» Work required
Hand back, word for word, the lines from the one containing "Transcribe this image's" to the end of the records, both included, and leave out pictures.

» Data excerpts
┄┄┄┄┄┄

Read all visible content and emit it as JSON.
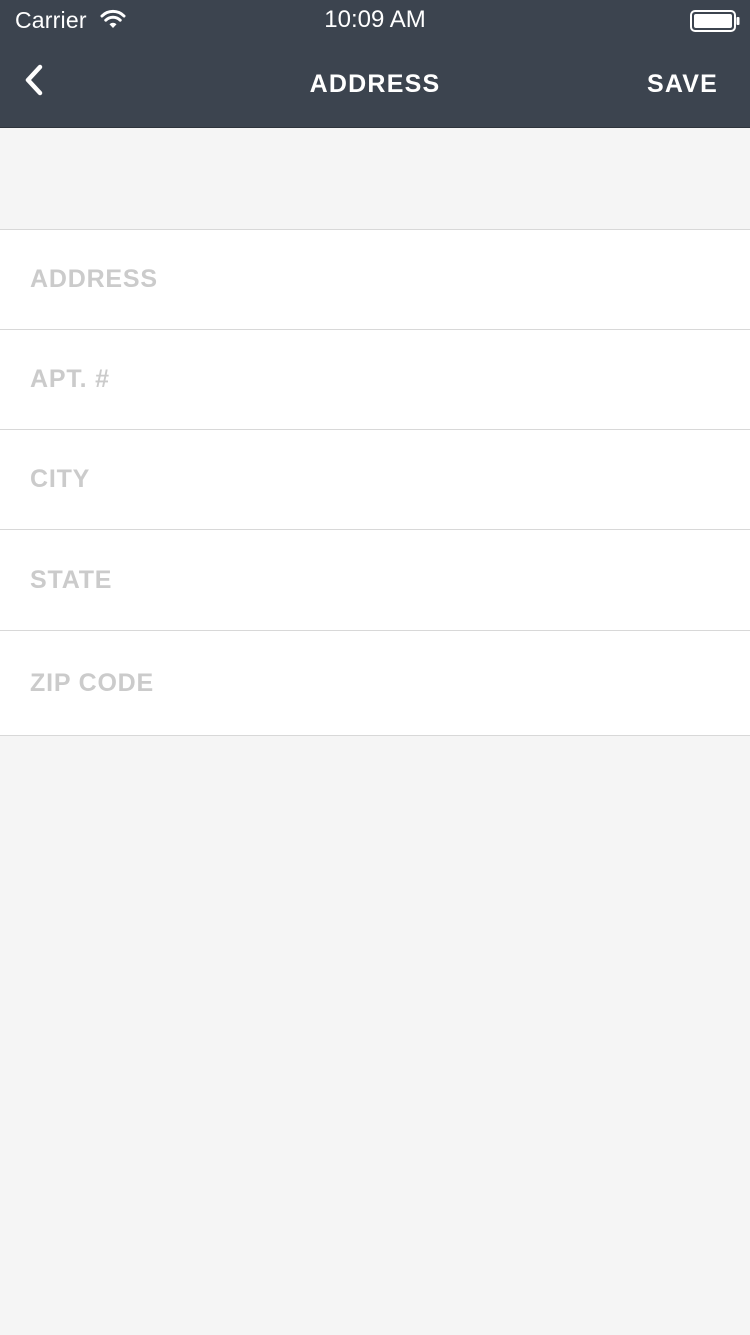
{
  "status_bar": {
    "carrier": "Carrier",
    "time": "10:09 AM",
    "wifi_icon": "wifi-icon",
    "battery_icon": "battery-full-icon"
  },
  "nav": {
    "back_icon": "chevron-left-icon",
    "title": "ADDRESS",
    "save_label": "SAVE"
  },
  "form": {
    "fields": [
      {
        "name": "address",
        "placeholder": "ADDRESS",
        "value": ""
      },
      {
        "name": "apt",
        "placeholder": "APT. #",
        "value": ""
      },
      {
        "name": "city",
        "placeholder": "CITY",
        "value": ""
      },
      {
        "name": "state",
        "placeholder": "STATE",
        "value": ""
      },
      {
        "name": "zip",
        "placeholder": "ZIP CODE",
        "value": ""
      }
    ]
  },
  "colors": {
    "header_bg": "#3c444f",
    "page_bg": "#f5f5f5",
    "placeholder": "#cbcbcb",
    "divider": "#d8d8d8"
  }
}
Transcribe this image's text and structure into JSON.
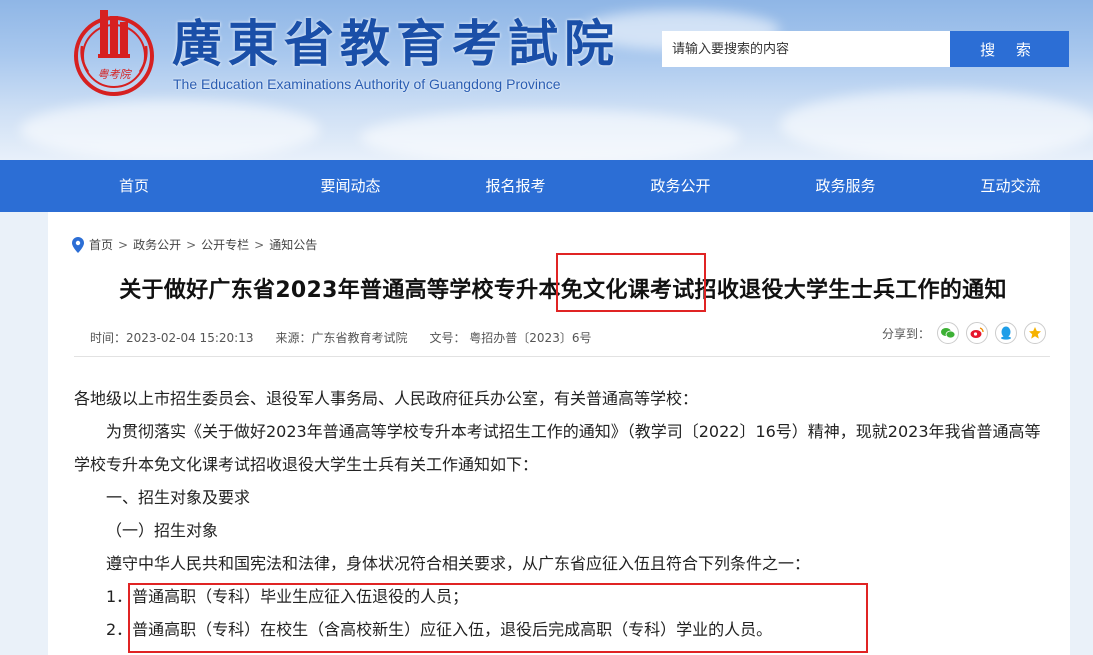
{
  "header": {
    "logo_seal_text": "粤考院",
    "title_cn": "廣東省教育考試院",
    "title_en": "The Education Examinations Authority of Guangdong Province"
  },
  "search": {
    "placeholder": "请输入要搜索的内容",
    "button_label": "搜 索"
  },
  "nav": {
    "items": [
      "首页",
      "要闻动态",
      "报名报考",
      "政务公开",
      "政务服务",
      "互动交流"
    ]
  },
  "breadcrumb": {
    "items": [
      "首页",
      "政务公开",
      "公开专栏",
      "通知公告"
    ],
    "separator": ">"
  },
  "article": {
    "title": "关于做好广东省2023年普通高等学校专升本免文化课考试招收退役大学生士兵工作的通知",
    "time": "时间：2023-02-04 15:20:13",
    "source": "来源：广东省教育考试院",
    "doc_no": "文号： 粤招办普〔2023〕6号",
    "share_label": "分享到：",
    "share_icons": [
      "wechat-icon",
      "weibo-icon",
      "qq-icon",
      "qzone-icon"
    ],
    "paragraphs": [
      "各地级以上市招生委员会、退役军人事务局、人民政府征兵办公室，有关普通高等学校：",
      "为贯彻落实《关于做好2023年普通高等学校专升本考试招生工作的通知》（教学司〔2022〕16号）精神，现就2023年我省普通高等学校专升本免文化课考试招收退役大学生士兵有关工作通知如下：",
      "一、招生对象及要求",
      "（一）招生对象",
      "遵守中华人民共和国宪法和法律，身体状况符合相关要求，从广东省应征入伍且符合下列条件之一：",
      "1．普通高职（专科）毕业生应征入伍退役的人员；",
      "2．普通高职（专科）在校生（含高校新生）应征入伍，退役后完成高职（专科）学业的人员。"
    ]
  },
  "colors": {
    "nav_bg": "#2c6ed5",
    "highlight": "#e02424",
    "title_blue": "#1a4fa8"
  }
}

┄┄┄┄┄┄

» Task response
Transcribe this image's text and structure into JSON.
{
  "header": {
    "logo_seal_text": "粤考院",
    "title_cn": "廣東省教育考試院",
    "title_en": "The Education Examinations Authority of Guangdong Province"
  },
  "search": {
    "placeholder": "请输入要搜索的内容",
    "button_label": "搜 索"
  },
  "nav": {
    "items": [
      "首页",
      "要闻动态",
      "报名报考",
      "政务公开",
      "政务服务",
      "互动交流"
    ]
  },
  "breadcrumb": {
    "items": [
      "首页",
      "政务公开",
      "公开专栏",
      "通知公告"
    ],
    "separator": ">"
  },
  "article": {
    "title": "关于做好广东省2023年普通高等学校专升本免文化课考试招收退役大学生士兵工作的通知",
    "time": "时间：2023-02-04 15:20:13",
    "source": "来源：广东省教育考试院",
    "doc_no": "文号： 粤招办普〔2023〕6号",
    "share_label": "分享到：",
    "share_icons": [
      "wechat-icon",
      "weibo-icon",
      "qq-icon",
      "qzone-icon"
    ],
    "paragraphs": [
      "各地级以上市招生委员会、退役军人事务局、人民政府征兵办公室，有关普通高等学校：",
      "为贯彻落实《关于做好2023年普通高等学校专升本考试招生工作的通知》（教学司〔2022〕16号）精神，现就2023年我省普通高等学校专升本免文化课考试招收退役大学生士兵有关工作通知如下：",
      "一、招生对象及要求",
      "（一）招生对象",
      "遵守中华人民共和国宪法和法律，身体状况符合相关要求，从广东省应征入伍且符合下列条件之一：",
      "1．普通高职（专科）毕业生应征入伍退役的人员；",
      "2．普通高职（专科）在校生（含高校新生）应征入伍，退役后完成高职（专科）学业的人员。"
    ]
  },
  "colors": {
    "nav_bg": "#2c6ed5",
    "highlight": "#e02424",
    "title_blue": "#1a4fa8"
  }
}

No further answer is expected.